Records from a data source:
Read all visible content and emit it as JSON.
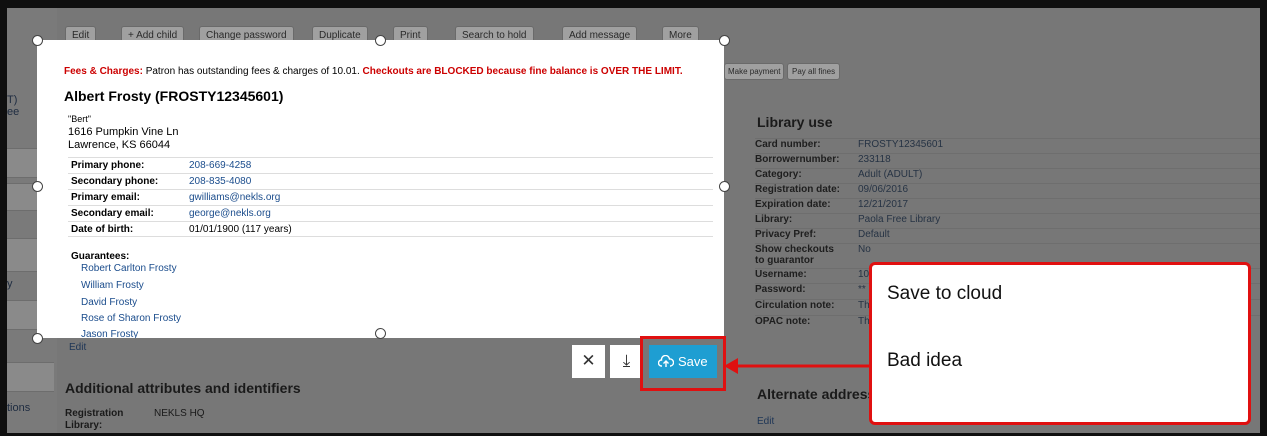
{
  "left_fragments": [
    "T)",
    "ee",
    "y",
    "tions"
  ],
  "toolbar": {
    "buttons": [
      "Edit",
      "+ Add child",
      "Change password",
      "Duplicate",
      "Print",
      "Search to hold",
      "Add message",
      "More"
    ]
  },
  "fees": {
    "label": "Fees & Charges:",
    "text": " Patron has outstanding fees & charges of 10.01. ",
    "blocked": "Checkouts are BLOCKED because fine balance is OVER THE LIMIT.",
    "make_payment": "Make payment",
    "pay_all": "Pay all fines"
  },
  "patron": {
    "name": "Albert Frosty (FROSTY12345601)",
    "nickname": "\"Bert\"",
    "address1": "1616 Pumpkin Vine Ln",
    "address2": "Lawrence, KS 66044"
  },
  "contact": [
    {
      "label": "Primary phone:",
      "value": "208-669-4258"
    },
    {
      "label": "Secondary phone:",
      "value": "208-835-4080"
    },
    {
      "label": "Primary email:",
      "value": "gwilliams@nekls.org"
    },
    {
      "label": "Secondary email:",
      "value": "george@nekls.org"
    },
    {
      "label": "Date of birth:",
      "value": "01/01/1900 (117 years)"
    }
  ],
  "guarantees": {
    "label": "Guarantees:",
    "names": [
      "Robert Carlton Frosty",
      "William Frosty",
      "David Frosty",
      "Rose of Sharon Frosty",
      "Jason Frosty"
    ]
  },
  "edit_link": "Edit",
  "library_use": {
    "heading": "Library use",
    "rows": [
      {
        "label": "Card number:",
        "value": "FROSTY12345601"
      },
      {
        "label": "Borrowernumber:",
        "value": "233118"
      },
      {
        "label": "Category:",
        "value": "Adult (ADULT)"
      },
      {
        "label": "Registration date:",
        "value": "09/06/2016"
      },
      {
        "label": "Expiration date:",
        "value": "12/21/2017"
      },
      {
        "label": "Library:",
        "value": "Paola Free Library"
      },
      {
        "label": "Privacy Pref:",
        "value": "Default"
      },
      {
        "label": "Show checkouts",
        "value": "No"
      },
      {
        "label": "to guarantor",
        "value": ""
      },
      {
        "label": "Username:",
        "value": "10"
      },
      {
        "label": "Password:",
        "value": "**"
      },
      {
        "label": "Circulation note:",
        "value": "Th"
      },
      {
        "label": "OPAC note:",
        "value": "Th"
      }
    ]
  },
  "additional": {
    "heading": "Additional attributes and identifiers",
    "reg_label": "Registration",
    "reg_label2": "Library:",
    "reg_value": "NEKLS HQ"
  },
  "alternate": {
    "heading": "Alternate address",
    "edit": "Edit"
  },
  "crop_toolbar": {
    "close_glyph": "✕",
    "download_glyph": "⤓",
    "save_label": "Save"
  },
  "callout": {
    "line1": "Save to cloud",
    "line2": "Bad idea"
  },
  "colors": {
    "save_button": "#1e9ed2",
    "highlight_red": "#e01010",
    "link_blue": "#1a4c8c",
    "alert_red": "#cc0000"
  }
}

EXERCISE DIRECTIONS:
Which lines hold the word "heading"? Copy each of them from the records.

OUTPUT FOR THIS EXERCISE:
    "heading": "Library use",
    "heading": "Additional attributes and identifiers",
    "heading": "Alternate address",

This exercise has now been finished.